General issues: Presidency Leeward Islands 1874-1940, British colony 1940-1958, Province West Indies Federation 1958-1962, British colony 1962-1967, Associated state 1967-1978, Republic 1978-Present
Country name on general issues: Dominica
Currency: 1 Pound = 20 Shilling, 1 Shilling = 12 Pence 1974-1949, 1 Dollar = 100 Cent 1949-Present
Population: 23 000 in 1900, 72 000 in 2016
Political history Dominica
Dominica is located in the Caribbean as one of the Lesser Antilles – for the exact location, please refer to the map of the Caribbean. Prior to colonization, Dominica was inhabited by the Amerindian Carib people – a people found on many of the Lesser Antilles. The first European to sight Dominica was Christopher Columbus in 1493. Dominica was claimed for Spain, but the Spanish did not permanently settle the island. In the 17th century Dominica was claimed by both France and Great Britain, but, as the Spanish before them, they did not actively colonize the island. In 1660, the British and the French agreed with the Caribs to leave the island to the Caribs. Nonetheless, French settlers arrived from the neighboring French colonies of Guadeloupe and Martinique, and established plantations. To man the plantations, slaves were brought from Africa. In the 18th century both France and Great Britain took a more active interest in Dominica and the island went back and forth between the two countries, until finally established as a British possession in 1805.

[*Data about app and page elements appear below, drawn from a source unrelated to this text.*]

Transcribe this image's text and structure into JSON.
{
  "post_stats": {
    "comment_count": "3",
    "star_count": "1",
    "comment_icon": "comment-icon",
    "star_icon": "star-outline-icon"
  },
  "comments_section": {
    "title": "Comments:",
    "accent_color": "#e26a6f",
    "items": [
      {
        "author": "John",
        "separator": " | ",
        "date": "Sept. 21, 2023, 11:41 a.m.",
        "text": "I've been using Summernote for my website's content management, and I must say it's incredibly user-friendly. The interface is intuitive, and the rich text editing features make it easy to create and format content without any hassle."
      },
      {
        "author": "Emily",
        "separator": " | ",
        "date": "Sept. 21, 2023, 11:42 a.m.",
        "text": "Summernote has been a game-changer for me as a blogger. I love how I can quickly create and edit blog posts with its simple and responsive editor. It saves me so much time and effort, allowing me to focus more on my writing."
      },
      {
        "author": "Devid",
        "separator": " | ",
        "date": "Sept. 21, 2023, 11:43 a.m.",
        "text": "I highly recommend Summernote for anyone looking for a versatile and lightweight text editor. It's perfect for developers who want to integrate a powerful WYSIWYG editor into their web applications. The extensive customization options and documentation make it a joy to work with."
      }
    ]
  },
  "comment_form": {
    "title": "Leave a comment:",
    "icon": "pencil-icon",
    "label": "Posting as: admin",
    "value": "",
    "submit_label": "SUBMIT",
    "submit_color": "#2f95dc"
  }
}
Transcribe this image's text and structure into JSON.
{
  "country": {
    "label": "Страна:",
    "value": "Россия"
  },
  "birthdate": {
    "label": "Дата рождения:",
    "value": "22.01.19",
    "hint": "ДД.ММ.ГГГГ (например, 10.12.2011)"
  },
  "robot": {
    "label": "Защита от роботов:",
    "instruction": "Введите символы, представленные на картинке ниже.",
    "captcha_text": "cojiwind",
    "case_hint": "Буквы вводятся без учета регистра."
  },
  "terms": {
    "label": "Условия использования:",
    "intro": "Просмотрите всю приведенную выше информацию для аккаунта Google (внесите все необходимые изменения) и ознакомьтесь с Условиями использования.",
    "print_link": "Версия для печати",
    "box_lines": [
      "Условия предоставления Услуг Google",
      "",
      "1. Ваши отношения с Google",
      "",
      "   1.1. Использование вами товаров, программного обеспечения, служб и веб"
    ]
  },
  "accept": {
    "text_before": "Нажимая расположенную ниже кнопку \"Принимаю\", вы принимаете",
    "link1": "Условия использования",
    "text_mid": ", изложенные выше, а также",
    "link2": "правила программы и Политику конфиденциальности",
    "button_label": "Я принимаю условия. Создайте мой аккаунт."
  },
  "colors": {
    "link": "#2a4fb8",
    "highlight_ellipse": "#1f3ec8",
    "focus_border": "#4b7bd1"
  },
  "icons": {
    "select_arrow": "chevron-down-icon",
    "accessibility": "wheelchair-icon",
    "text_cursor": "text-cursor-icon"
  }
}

The colony of Dominica was, in 1833, made part of the Leeward Islands colony – the federal colony that grouped together the British possessions in the Leeward Islands. In 1871, Dominica was formally designated as a presidency of the Leeward Islands colony. Dominica was transferred from the Leeward Islands to the Windward Islands colony in 1940. Unlike the Leewards Islands, the Windward Islands colony was a loose federation, in which the constituent colonies had their own parliaments and legislation. The Windward Islands colony was dissolved in 1956. Shortly after, between 1958 and 1962, Dominica joined the West Indies Federation – a short lived federation of most of the British possessions in the Caribbean. In 1967, Dominica became self governing as an associated state and, in 1978, Dominica gained full independence as a parliamentary republic – officially named the Commonwealth of Dominica. Dominica has remained a member of the British Commonwealth.
Economically, agriculture is the most important sector – bananas being the most important crop. In recent years, the government has sought to diversify the economy, developing tourism and off shore financial services. Although ranked as a High Development Country on the United Nations Human Development Index, Dominica is one of the less developed countries in the Lesser Antilles. The majority of the population is black – 86%. In the Lesser Antilles, Dominica, until today, has a distinctive indigenous population. The Caribs account for 3% of the population and have been awarded a reserve – the Carib Territory – in which they enjoy a certain amount of self government.
Postal history Dominica
The first stamps used in Dominica were the general issues of Great Britain. These were used between 1858 and 1860. Dominica issued its first stamps in 1874. This issue, and subsequent issues until 1890, are of the same design, showing the portrait of Queen Victoria. Between 1890 and 1903 the issues of the Leeward Islands were used exclusively. Dominica resumed issuing stamps in 1903 – these were used concurrent with the issues of the Leeward Islands until 1940. In the classical period, Dominica issued relatively few stamps – some of designs specific for Dominica and some of designs common to the British colonies. Dominica joined in a number of the omnibus issues for the British colonies. In the modern era, Dominica, as an associated state, issued stamps mainly with designs of national interest. After independence, Dominica has issued large numbers of stamps, primarily aimed at the thematic collectors market.